■ **Information given**
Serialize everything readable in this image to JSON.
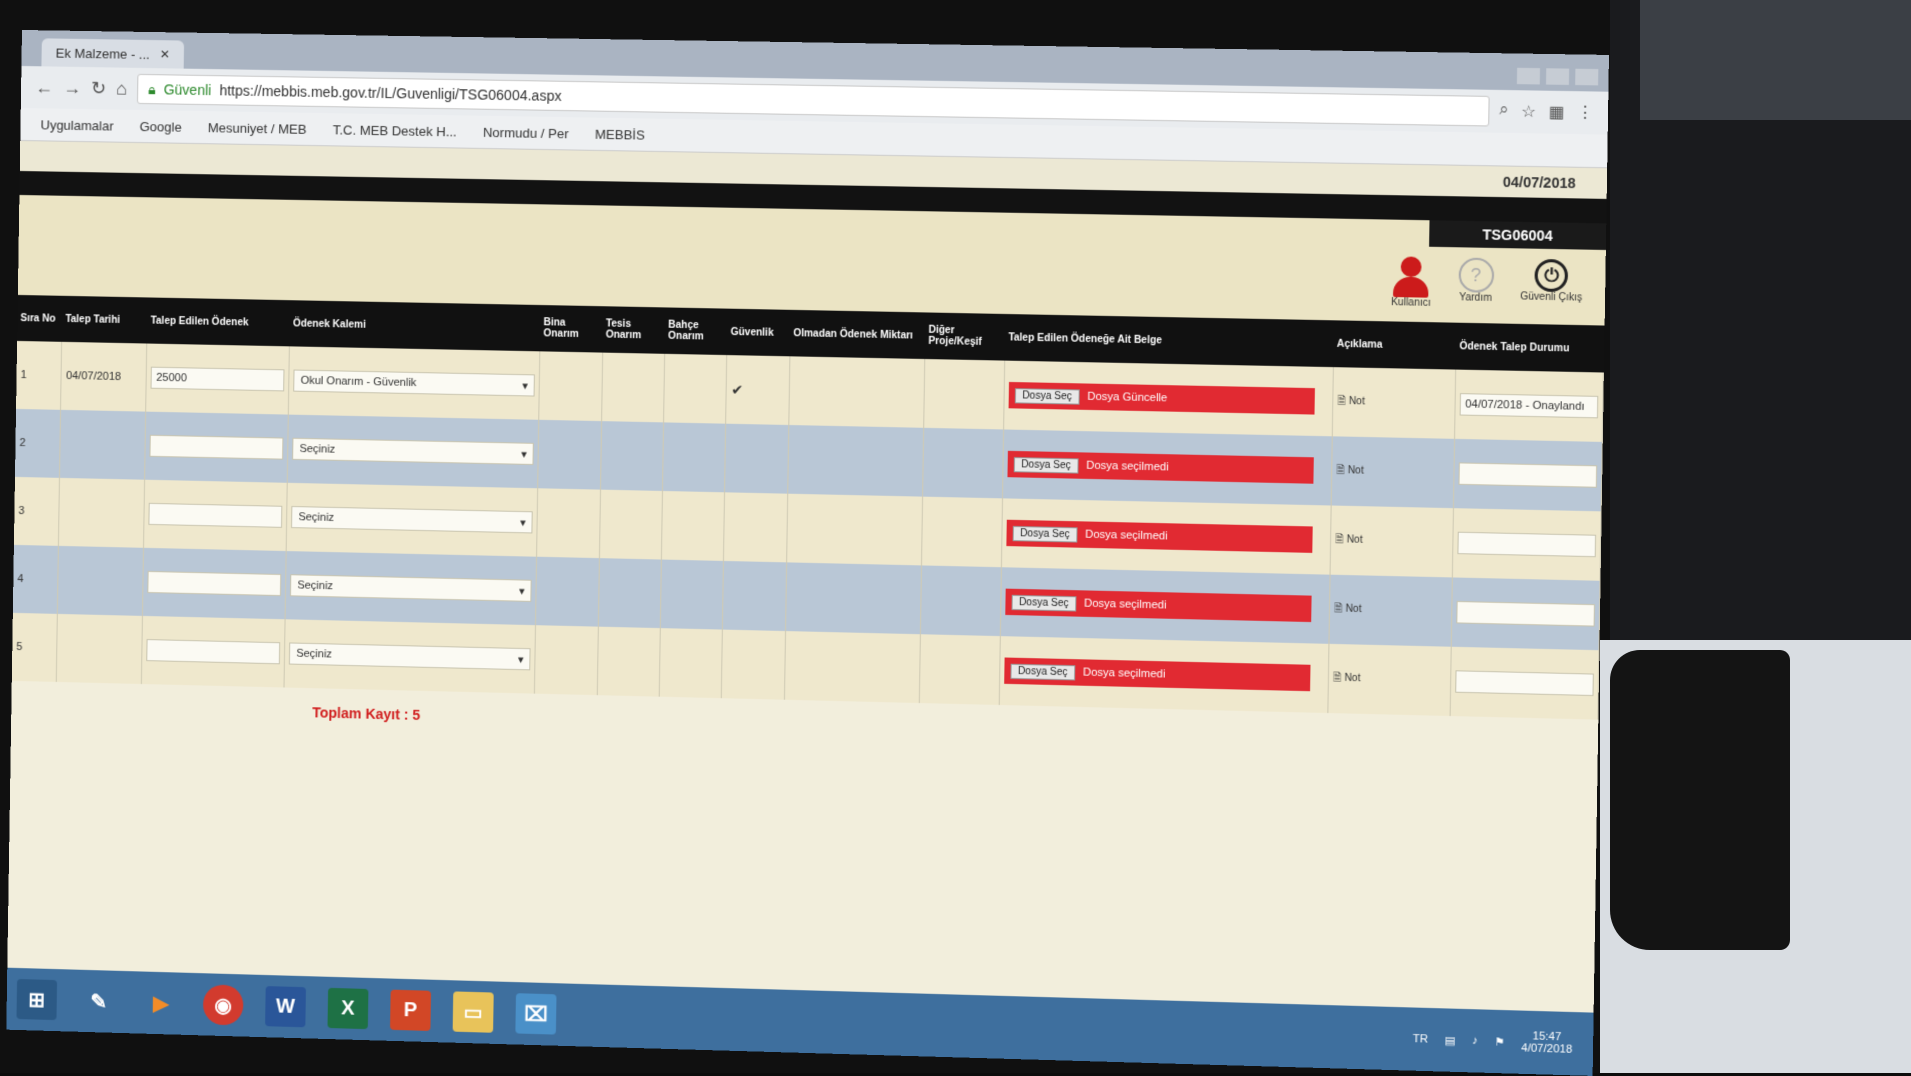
{
  "browser": {
    "tab_title": "Ek Malzeme - ...",
    "url_secure_label": "Güvenli",
    "url": "https://mebbis.meb.gov.tr/IL/Guvenligi/TSG06004.aspx",
    "bookmarks": [
      "Uygulamalar",
      "Google",
      "Mesuniyet / MEB",
      "T.C. MEB Destek H...",
      "Normudu / Per",
      "MEBBİS"
    ]
  },
  "app": {
    "date": "04/07/2018",
    "user_id": "TSG06004",
    "icons": {
      "user_label": "Kullanıcı",
      "help_label": "Yardım",
      "logout_label": "Güvenli Çıkış"
    }
  },
  "table": {
    "headers": [
      "Sıra No",
      "Talep Tarihi",
      "Talep Edilen Ödenek",
      "Ödenek Kalemi",
      "Bina Onarım",
      "Tesis Onarım",
      "Bahçe Onarım",
      "Güvenlik",
      "Olmadan Ödenek Miktarı",
      "Diğer Proje/Keşif",
      "Talep Edilen Ödeneğe Ait Belge",
      "Açıklama",
      "Ödenek Talep Durumu"
    ],
    "rows": [
      {
        "no": "1",
        "date": "04/07/2018",
        "amount": "25000",
        "item": "Okul Onarım - Güvenlik",
        "file_btn": "Dosya Seç",
        "file_status": "Dosya Güncelle",
        "note_icon": "Not",
        "status_value": "04/07/2018 - Onaylandı"
      },
      {
        "no": "2",
        "date": "",
        "amount": "",
        "item": "Seçiniz",
        "file_btn": "Dosya Seç",
        "file_status": "Dosya seçilmedi",
        "note_icon": "Not",
        "status_value": ""
      },
      {
        "no": "3",
        "date": "",
        "amount": "",
        "item": "Seçiniz",
        "file_btn": "Dosya Seç",
        "file_status": "Dosya seçilmedi",
        "note_icon": "Not",
        "status_value": ""
      },
      {
        "no": "4",
        "date": "",
        "amount": "",
        "item": "Seçiniz",
        "file_btn": "Dosya Seç",
        "file_status": "Dosya seçilmedi",
        "note_icon": "Not",
        "status_value": ""
      },
      {
        "no": "5",
        "date": "",
        "amount": "",
        "item": "Seçiniz",
        "file_btn": "Dosya Seç",
        "file_status": "Dosya seçilmedi",
        "note_icon": "Not",
        "status_value": ""
      }
    ],
    "total_label": "Toplam Kayıt : 5"
  },
  "taskbar": {
    "items": [
      "start-icon",
      "pen-icon",
      "media-icon",
      "chrome-icon",
      "word-icon",
      "excel-icon",
      "powerpoint-icon",
      "folder-icon",
      "network-icon"
    ],
    "time": "15:47",
    "date": "4/07/2018"
  },
  "colors": {
    "header_bg": "#111111",
    "row_light": "#efe8cd",
    "row_blue": "#b9c7d6",
    "upload_red": "#e12a32",
    "brand_red": "#cc1b1b"
  }
}
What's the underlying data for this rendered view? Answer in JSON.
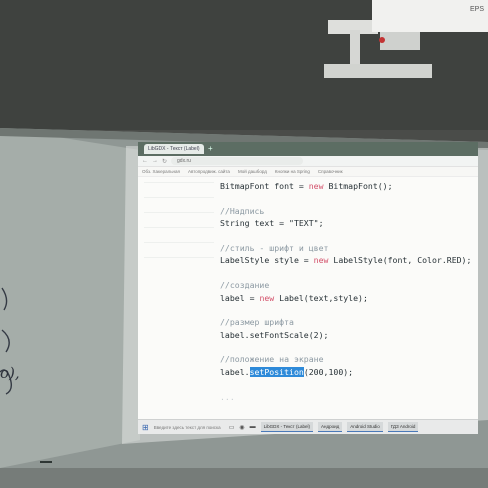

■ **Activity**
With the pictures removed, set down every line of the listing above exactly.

■ **Solution to the problem**
Serialize everything readable in this image to JSON.
{
  "browser": {
    "tab_title": "Ek Malzeme - ...",
    "url_secure_label": "Güvenli",
    "url": "https://mebbis.meb.gov.tr/IL/Guvenligi/TSG06004.aspx",
    "bookmarks": [
      "Uygulamalar",
      "Google",
      "Mesuniyet / MEB",
      "T.C. MEB Destek H...",
      "Normudu / Per",
      "MEBBİS"
    ]
  },
  "app": {
    "date": "04/07/2018",
    "user_id": "TSG06004",
    "icons": {
      "user_label": "Kullanıcı",
      "help_label": "Yardım",
      "logout_label": "Güvenli Çıkış"
    }
  },
  "table": {
    "headers": [
      "Sıra No",
      "Talep Tarihi",
      "Talep Edilen Ödenek",
      "Ödenek Kalemi",
      "Bina Onarım",
      "Tesis Onarım",
      "Bahçe Onarım",
      "Güvenlik",
      "Olmadan Ödenek Miktarı",
      "Diğer Proje/Keşif",
      "Talep Edilen Ödeneğe Ait Belge",
      "Açıklama",
      "Ödenek Talep Durumu"
    ],
    "rows": [
      {
        "no": "1",
        "date": "04/07/2018",
        "amount": "25000",
        "item": "Okul Onarım - Güvenlik",
        "file_btn": "Dosya Seç",
        "file_status": "Dosya Güncelle",
        "note_icon": "Not",
        "status_value": "04/07/2018 - Onaylandı"
      },
      {
        "no": "2",
        "date": "",
        "amount": "",
        "item": "Seçiniz",
        "file_btn": "Dosya Seç",
        "file_status": "Dosya seçilmedi",
        "note_icon": "Not",
        "status_value": ""
      },
      {
        "no": "3",
        "date": "",
        "amount": "",
        "item": "Seçiniz",
        "file_btn": "Dosya Seç",
        "file_status": "Dosya seçilmedi",
        "note_icon": "Not",
        "status_value": ""
      },
      {
        "no": "4",
        "date": "",
        "amount": "",
        "item": "Seçiniz",
        "file_btn": "Dosya Seç",
        "file_status": "Dosya seçilmedi",
        "note_icon": "Not",
        "status_value": ""
      },
      {
        "no": "5",
        "date": "",
        "amount": "",
        "item": "Seçiniz",
        "file_btn": "Dosya Seç",
        "file_status": "Dosya seçilmedi",
        "note_icon": "Not",
        "status_value": ""
      }
    ],
    "total_label": "Toplam Kayıt : 5"
  },
  "taskbar": {
    "items": [
      "start-icon",
      "pen-icon",
      "media-icon",
      "chrome-icon",
      "word-icon",
      "excel-icon",
      "powerpoint-icon",
      "folder-icon",
      "network-icon"
    ],
    "time": "15:47",
    "date": "4/07/2018"
  },
  "colors": {
    "header_bg": "#111111",
    "row_light": "#efe8cd",
    "row_blue": "#b9c7d6",
    "upload_red": "#e12a32",
    "brand_red": "#cc1b1b"
  }
}
What's the underlying data for this rendered view? Answer in JSON.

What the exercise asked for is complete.